Although we expect college graduates to be smart, they may not always make the smartest decisions as they enter into adulthood. Due to the recent student loan scams on the rise, young adults may be at higher risk for falling into the trap of internet scams regarding their student loans or financial aid.
As a result of the pandemic, unprecedented unemployment rates are staggering as young adults struggle to enter the workforce and secure a steady income to pay off their loans. Therefore, scammers see this as an opportunity to go after those who are vulnerable. Take a look at these tips to protect yourself or someone you know from falling victim to these student loan scams on the rise.
Be overly cautious
First, it’s crucial to be on high alert when receiving a call or email regarding your student loans. Just because someone claims to have your information, it doesn’t necessarily mean that they are a legitimate business. If you get a call regarding a loan relief program for which you haven’t heard of before or even applied to, you should just hang up the phone. However, if you are curious, you can let them know that you’ll call them back before you provide any of your personal information. This will allow you an opportunity to look into the organization’s title and legitimacy before saying anything that you might regret later.

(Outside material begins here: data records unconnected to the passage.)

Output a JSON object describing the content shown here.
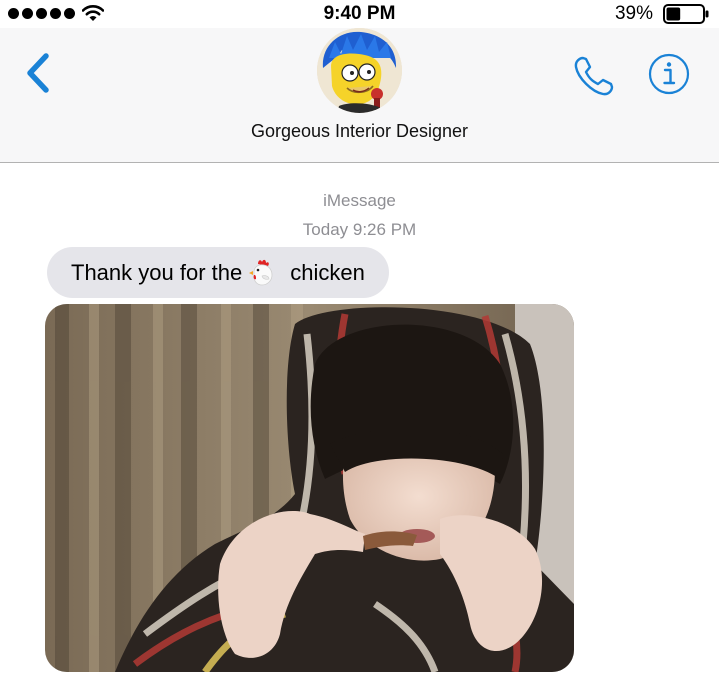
{
  "status_bar": {
    "time": "9:40 PM",
    "battery_percent": "39%",
    "battery_level": 0.39,
    "signal_bars": 5,
    "icons": [
      "signal-dots-icon",
      "wifi-icon",
      "battery-icon"
    ]
  },
  "header": {
    "contact_name": "Gorgeous Interior Designer",
    "icons": [
      "back-chevron-icon",
      "phone-icon",
      "info-icon"
    ],
    "accent_color": "#1a82d6"
  },
  "conversation": {
    "service": "iMessage",
    "timestamp": "Today 9:26 PM",
    "message": {
      "text_before": "Thank you for the",
      "emoji": "chicken-emoji-icon",
      "text_after": "chicken",
      "bubble_color": "#e5e5ea"
    },
    "attachment": {
      "type": "photo"
    }
  }
}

Observe the source of the message
It is also advised to double-check the name and location of the company from which you are receiving the message from, as they may not even exist at all. Also be sure to check the address, website, or company reputation of any suspicious email or message.
Another red flag to keep an eye out for when you are charged with extra fees for a forgiveness loan. Real loan forgiveness programs will either cancel part or all of your student loan debt, but won’t typically charge a higher fee to do so.
Stay mindful of your personal & financial information
Last, but certainly not least, you should always be extremely careful when asked for your personal information or identification (i.e: Social Security, federal student aid identification, credit card or bank account information, etc). This type of information should not be given to anyone outside of reputable, trustworthy, and legitimate establishments.
So what should you do if you’re the victim of a scam or have any suspicions? Do not hesitate to act immediately and contact your bank directly. If a scammer has any of your personal financial information, your bank or credit card company must be contacted right away to lock your cards or stop any payments as soon as possible. Also be sure to check your bank statements for any suspicious or irregular activity. Get in touch with one of our Spinnaker financial experts today to discuss further safety measures for protecting yourself from the rising financial aid scams.
The information contained herein is based on internal research derived from various sources and does not purport to be statements of all material facts relating to the securities mentioned. The information contained herein, while not guaranteed as to the accuracy or completeness, has been obtained from sources we believe to be reliable. Opinions expressed herein are subject to change without notice.